Print out the entire listing verbatim.
────────────────────────────────────────
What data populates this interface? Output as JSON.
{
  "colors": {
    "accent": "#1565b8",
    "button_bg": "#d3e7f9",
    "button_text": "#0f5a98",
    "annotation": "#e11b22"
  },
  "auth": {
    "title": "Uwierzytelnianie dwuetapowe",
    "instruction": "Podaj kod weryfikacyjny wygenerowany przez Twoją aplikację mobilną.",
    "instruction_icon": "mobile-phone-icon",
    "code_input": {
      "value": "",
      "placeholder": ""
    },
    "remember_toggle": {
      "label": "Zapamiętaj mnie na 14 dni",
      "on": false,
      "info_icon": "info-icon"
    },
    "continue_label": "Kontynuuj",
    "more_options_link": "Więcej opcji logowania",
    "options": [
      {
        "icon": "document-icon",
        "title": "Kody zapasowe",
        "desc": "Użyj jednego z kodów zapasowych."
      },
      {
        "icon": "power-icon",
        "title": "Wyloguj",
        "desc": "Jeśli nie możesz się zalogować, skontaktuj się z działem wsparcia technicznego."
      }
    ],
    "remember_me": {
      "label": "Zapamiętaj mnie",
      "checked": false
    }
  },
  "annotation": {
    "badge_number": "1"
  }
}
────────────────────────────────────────
__EXERCISE OUTPUT__.
What data populates this interface? Output as JSON.
{
  "colors": {
    "accent": "#1565b8",
    "button_bg": "#d3e7f9",
    "button_text": "#0f5a98",
    "annotation": "#e11b22"
  },
  "auth": {
    "title": "Uwierzytelnianie dwuetapowe",
    "instruction": "Podaj kod weryfikacyjny wygenerowany przez Twoją aplikację mobilną.",
    "instruction_icon": "mobile-phone-icon",
    "code_input": {
      "value": "",
      "placeholder": ""
    },
    "remember_toggle": {
      "label": "Zapamiętaj mnie na 14 dni",
      "on": false,
      "info_icon": "info-icon"
    },
    "continue_label": "Kontynuuj",
    "more_options_link": "Więcej opcji logowania",
    "options": [
      {
        "icon": "document-icon",
        "title": "Kody zapasowe",
        "desc": "Użyj jednego z kodów zapasowych."
      },
      {
        "icon": "power-icon",
        "title": "Wyloguj",
        "desc": "Jeśli nie możesz się zalogować, skontaktuj się z działem wsparcia technicznego."
      }
    ],
    "remember_me": {
      "label": "Zapamiętaj mnie",
      "checked": false
    }
  },
  "annotation": {
    "badge_number": "1"
  }
}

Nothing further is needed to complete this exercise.